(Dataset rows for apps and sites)
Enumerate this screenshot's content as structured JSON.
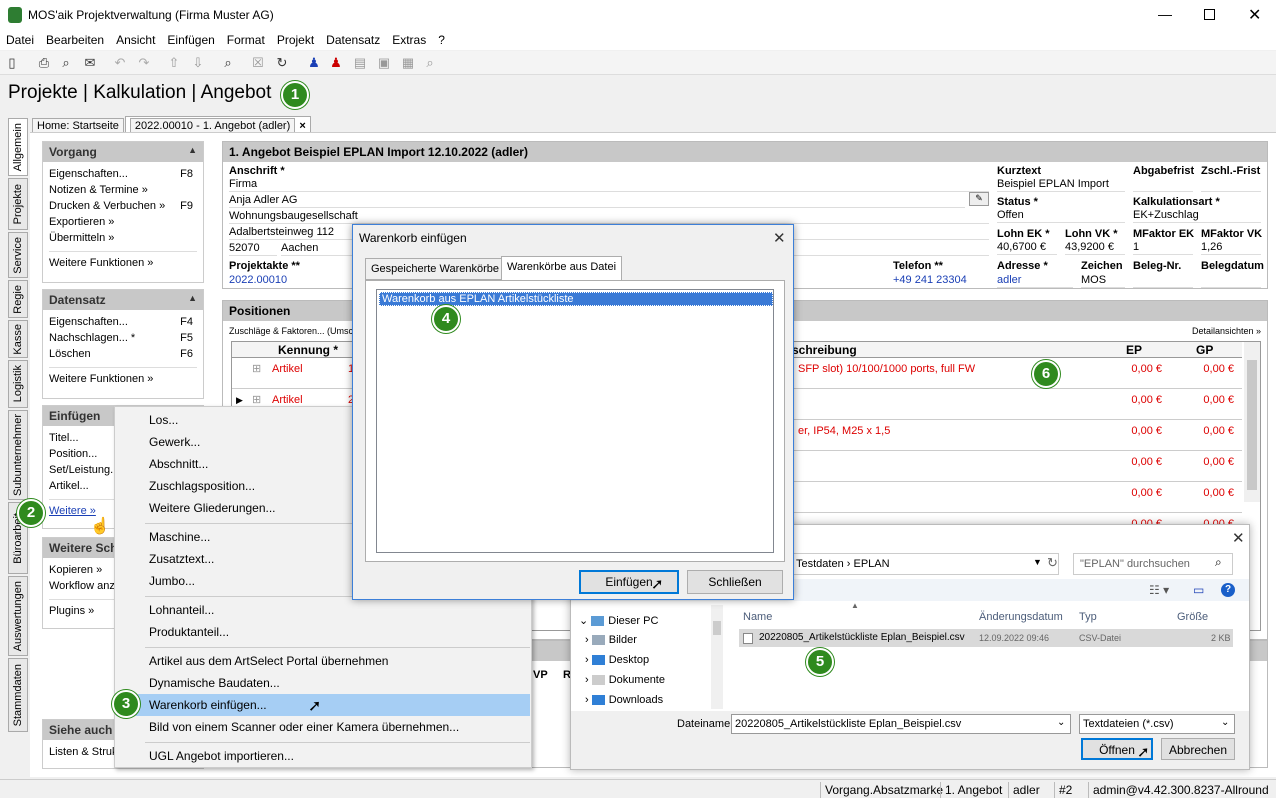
{
  "window": {
    "title": "MOS'aik Projektverwaltung (Firma Muster AG)"
  },
  "menubar": [
    "Datei",
    "Bearbeiten",
    "Ansicht",
    "Einfügen",
    "Format",
    "Projekt",
    "Datensatz",
    "Extras",
    "?"
  ],
  "heading": "Projekte | Kalkulation | Angebot",
  "badges": [
    "1",
    "2",
    "3",
    "4",
    "5",
    "6"
  ],
  "vtabs": [
    "Allgemein",
    "Projekte",
    "Service",
    "Regie",
    "Kasse",
    "Logistik",
    "Subunternehmer",
    "Büroarbeit",
    "Auswertungen",
    "Stammdaten"
  ],
  "doc_tabs": [
    "Home: Startseite",
    "2022.00010 - 1. Angebot (adler)"
  ],
  "tab_close": "×",
  "vorgang": {
    "title": "Vorgang",
    "items": [
      {
        "label": "Eigenschaften...",
        "key": "F8"
      },
      {
        "label": "Notizen & Termine »",
        "key": ""
      },
      {
        "label": "Drucken & Verbuchen »",
        "key": "F9"
      },
      {
        "label": "Exportieren »",
        "key": ""
      },
      {
        "label": "Übermitteln »",
        "key": ""
      }
    ],
    "more": "Weitere Funktionen »"
  },
  "datensatz": {
    "title": "Datensatz",
    "items": [
      {
        "label": "Eigenschaften...",
        "key": "F4"
      },
      {
        "label": "Nachschlagen... *",
        "key": "F5"
      },
      {
        "label": "Löschen",
        "key": "F6"
      }
    ],
    "more": "Weitere Funktionen »"
  },
  "einfuegen": {
    "title": "Einfügen",
    "items": [
      "Titel...",
      "Position...",
      "Set/Leistung...",
      "Artikel..."
    ],
    "more": "Weitere »"
  },
  "weitere": {
    "title": "Weitere Schritte",
    "items": [
      "Kopieren »",
      "Workflow anzeigen",
      "Plugins »"
    ]
  },
  "siehe": {
    "title": "Siehe auch",
    "items": [
      "Listen & Strukturen"
    ]
  },
  "angebot": {
    "title": "1. Angebot Beispiel EPLAN Import 12.10.2022 (adler)",
    "anschrift_label": "Anschrift *",
    "anschrift": [
      "Firma",
      "Anja Adler AG",
      "Wohnungsbaugesellschaft",
      "Adalbertsteinweg 112"
    ],
    "plz": "52070",
    "ort": "Aachen",
    "projektakte_label": "Projektakte **",
    "projektakte": "2022.00010",
    "telefon_label": "Telefon **",
    "telefon": "+49 241 23304",
    "kurztext_label": "Kurztext",
    "kurztext": "Beispiel EPLAN Import",
    "abgabefrist_label": "Abgabefrist",
    "zschl_label": "Zschl.-Frist",
    "status_label": "Status *",
    "status": "Offen",
    "kalk_label": "Kalkulationsart *",
    "kalk": "EK+Zuschlag",
    "lohnek_label": "Lohn EK *",
    "lohnek": "40,6700 €",
    "lohnvk_label": "Lohn VK *",
    "lohnvk": "43,9200 €",
    "mfek_label": "MFaktor EK",
    "mfek": "1",
    "mfvk_label": "MFaktor VK",
    "mfvk": "1,26",
    "adresse_label": "Adresse *",
    "adresse": "adler",
    "zeichen_label": "Zeichen",
    "zeichen": "MOS",
    "belegnr_label": "Beleg-Nr.",
    "belegdatum_label": "Belegdatum"
  },
  "positionen": {
    "title": "Positionen",
    "zuschlaege": "Zuschläge & Faktoren... (Umsch...",
    "detail": "Detailansichten »",
    "col_kennung": "Kennung *",
    "col_beschreibung": "schreibung",
    "col_ep": "EP",
    "col_gp": "GP",
    "rows": [
      {
        "kennung": "Artikel",
        "nr": "1",
        "text": "SFP slot) 10/100/1000 ports, full FW",
        "ep": "0,00 €",
        "gp": "0,00 €"
      },
      {
        "kennung": "Artikel",
        "nr": "2",
        "text": "",
        "ep": "0,00 €",
        "gp": "0,00 €"
      },
      {
        "kennung": "",
        "nr": "",
        "text": "er, IP54, M25 x 1,5",
        "ep": "0,00 €",
        "gp": "0,00 €"
      },
      {
        "kennung": "",
        "nr": "",
        "text": "",
        "ep": "0,00 €",
        "gp": "0,00 €"
      },
      {
        "kennung": "",
        "nr": "",
        "text": "",
        "ep": "0,00 €",
        "gp": "0,00 €"
      },
      {
        "kennung": "",
        "nr": "",
        "text": "",
        "ep": "0,00 €",
        "gp": "0,00 €"
      }
    ],
    "lower_cols": [
      "VP",
      "R"
    ]
  },
  "context_menu": [
    "Los...",
    "Gewerk...",
    "Abschnitt...",
    "Zuschlagsposition...",
    "Weitere Gliederungen...",
    "Maschine...",
    "Zusatztext...",
    "Jumbo...",
    "Lohnanteil...",
    "Produktanteil...",
    "Artikel aus dem ArtSelect Portal übernehmen",
    "Dynamische Baudaten...",
    "Warenkorb einfügen...",
    "Bild von einem Scanner oder einer Kamera übernehmen...",
    "UGL Angebot importieren..."
  ],
  "warenkorb_dialog": {
    "title": "Warenkorb einfügen",
    "tabs": [
      "Gespeicherte Warenkörbe",
      "Warenkörbe aus Datei"
    ],
    "selected": "Warenkorb aus EPLAN Artikelstückliste",
    "insert": "Einfügen",
    "close": "Schließen"
  },
  "file_dialog": {
    "path": [
      "Testdaten",
      "EPLAN"
    ],
    "search_placeholder": "\"EPLAN\" durchsuchen",
    "tree": [
      "Dieser PC",
      "Bilder",
      "Desktop",
      "Dokumente",
      "Downloads"
    ],
    "cols": [
      "Name",
      "Änderungsdatum",
      "Typ",
      "Größe"
    ],
    "file": {
      "name": "20220805_Artikelstückliste Eplan_Beispiel.csv",
      "date": "12.09.2022 09:46",
      "type": "CSV-Datei",
      "size": "2 KB"
    },
    "filename_label": "Dateiname:",
    "filename": "20220805_Artikelstückliste Eplan_Beispiel.csv",
    "filter": "Textdateien (*.csv)",
    "open": "Öffnen",
    "cancel": "Abbrechen"
  },
  "statusbar": [
    "Vorgang.Absatzmarke",
    "1. Angebot",
    "adler",
    "#2",
    "admin@v4.42.300.8237-Allround"
  ]
}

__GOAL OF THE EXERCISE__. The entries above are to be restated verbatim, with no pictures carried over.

__EXERCISE SOLUTION__.
Enumerate this screenshot's content as structured JSON.
{
  "window": {
    "title": "MOS'aik Projektverwaltung (Firma Muster AG)"
  },
  "menubar": [
    "Datei",
    "Bearbeiten",
    "Ansicht",
    "Einfügen",
    "Format",
    "Projekt",
    "Datensatz",
    "Extras",
    "?"
  ],
  "heading": "Projekte | Kalkulation | Angebot",
  "badges": [
    "1",
    "2",
    "3",
    "4",
    "5",
    "6"
  ],
  "vtabs": [
    "Allgemein",
    "Projekte",
    "Service",
    "Regie",
    "Kasse",
    "Logistik",
    "Subunternehmer",
    "Büroarbeit",
    "Auswertungen",
    "Stammdaten"
  ],
  "doc_tabs": [
    "Home: Startseite",
    "2022.00010 - 1. Angebot (adler)"
  ],
  "tab_close": "×",
  "vorgang": {
    "title": "Vorgang",
    "items": [
      {
        "label": "Eigenschaften...",
        "key": "F8"
      },
      {
        "label": "Notizen & Termine »",
        "key": ""
      },
      {
        "label": "Drucken & Verbuchen »",
        "key": "F9"
      },
      {
        "label": "Exportieren »",
        "key": ""
      },
      {
        "label": "Übermitteln »",
        "key": ""
      }
    ],
    "more": "Weitere Funktionen »"
  },
  "datensatz": {
    "title": "Datensatz",
    "items": [
      {
        "label": "Eigenschaften...",
        "key": "F4"
      },
      {
        "label": "Nachschlagen... *",
        "key": "F5"
      },
      {
        "label": "Löschen",
        "key": "F6"
      }
    ],
    "more": "Weitere Funktionen »"
  },
  "einfuegen": {
    "title": "Einfügen",
    "items": [
      "Titel...",
      "Position...",
      "Set/Leistung...",
      "Artikel..."
    ],
    "more": "Weitere »"
  },
  "weitere": {
    "title": "Weitere Schritte",
    "items": [
      "Kopieren »",
      "Workflow anzeigen",
      "Plugins »"
    ]
  },
  "siehe": {
    "title": "Siehe auch",
    "items": [
      "Listen & Strukturen"
    ]
  },
  "angebot": {
    "title": "1. Angebot Beispiel EPLAN Import 12.10.2022 (adler)",
    "anschrift_label": "Anschrift *",
    "anschrift": [
      "Firma",
      "Anja Adler AG",
      "Wohnungsbaugesellschaft",
      "Adalbertsteinweg 112"
    ],
    "plz": "52070",
    "ort": "Aachen",
    "projektakte_label": "Projektakte **",
    "projektakte": "2022.00010",
    "telefon_label": "Telefon **",
    "telefon": "+49 241 23304",
    "kurztext_label": "Kurztext",
    "kurztext": "Beispiel EPLAN Import",
    "abgabefrist_label": "Abgabefrist",
    "zschl_label": "Zschl.-Frist",
    "status_label": "Status *",
    "status": "Offen",
    "kalk_label": "Kalkulationsart *",
    "kalk": "EK+Zuschlag",
    "lohnek_label": "Lohn EK *",
    "lohnek": "40,6700 €",
    "lohnvk_label": "Lohn VK *",
    "lohnvk": "43,9200 €",
    "mfek_label": "MFaktor EK",
    "mfek": "1",
    "mfvk_label": "MFaktor VK",
    "mfvk": "1,26",
    "adresse_label": "Adresse *",
    "adresse": "adler",
    "zeichen_label": "Zeichen",
    "zeichen": "MOS",
    "belegnr_label": "Beleg-Nr.",
    "belegdatum_label": "Belegdatum"
  },
  "positionen": {
    "title": "Positionen",
    "zuschlaege": "Zuschläge & Faktoren... (Umsch...",
    "detail": "Detailansichten »",
    "col_kennung": "Kennung *",
    "col_beschreibung": "schreibung",
    "col_ep": "EP",
    "col_gp": "GP",
    "rows": [
      {
        "kennung": "Artikel",
        "nr": "1",
        "text": "SFP slot) 10/100/1000 ports, full FW",
        "ep": "0,00 €",
        "gp": "0,00 €"
      },
      {
        "kennung": "Artikel",
        "nr": "2",
        "text": "",
        "ep": "0,00 €",
        "gp": "0,00 €"
      },
      {
        "kennung": "",
        "nr": "",
        "text": "er, IP54, M25 x 1,5",
        "ep": "0,00 €",
        "gp": "0,00 €"
      },
      {
        "kennung": "",
        "nr": "",
        "text": "",
        "ep": "0,00 €",
        "gp": "0,00 €"
      },
      {
        "kennung": "",
        "nr": "",
        "text": "",
        "ep": "0,00 €",
        "gp": "0,00 €"
      },
      {
        "kennung": "",
        "nr": "",
        "text": "",
        "ep": "0,00 €",
        "gp": "0,00 €"
      }
    ],
    "lower_cols": [
      "VP",
      "R"
    ]
  },
  "context_menu": [
    "Los...",
    "Gewerk...",
    "Abschnitt...",
    "Zuschlagsposition...",
    "Weitere Gliederungen...",
    "Maschine...",
    "Zusatztext...",
    "Jumbo...",
    "Lohnanteil...",
    "Produktanteil...",
    "Artikel aus dem ArtSelect Portal übernehmen",
    "Dynamische Baudaten...",
    "Warenkorb einfügen...",
    "Bild von einem Scanner oder einer Kamera übernehmen...",
    "UGL Angebot importieren..."
  ],
  "warenkorb_dialog": {
    "title": "Warenkorb einfügen",
    "tabs": [
      "Gespeicherte Warenkörbe",
      "Warenkörbe aus Datei"
    ],
    "selected": "Warenkorb aus EPLAN Artikelstückliste",
    "insert": "Einfügen",
    "close": "Schließen"
  },
  "file_dialog": {
    "path": [
      "Testdaten",
      "EPLAN"
    ],
    "search_placeholder": "\"EPLAN\" durchsuchen",
    "tree": [
      "Dieser PC",
      "Bilder",
      "Desktop",
      "Dokumente",
      "Downloads"
    ],
    "cols": [
      "Name",
      "Änderungsdatum",
      "Typ",
      "Größe"
    ],
    "file": {
      "name": "20220805_Artikelstückliste Eplan_Beispiel.csv",
      "date": "12.09.2022 09:46",
      "type": "CSV-Datei",
      "size": "2 KB"
    },
    "filename_label": "Dateiname:",
    "filename": "20220805_Artikelstückliste Eplan_Beispiel.csv",
    "filter": "Textdateien (*.csv)",
    "open": "Öffnen",
    "cancel": "Abbrechen"
  },
  "statusbar": [
    "Vorgang.Absatzmarke",
    "1. Angebot",
    "adler",
    "#2",
    "admin@v4.42.300.8237-Allround"
  ]
}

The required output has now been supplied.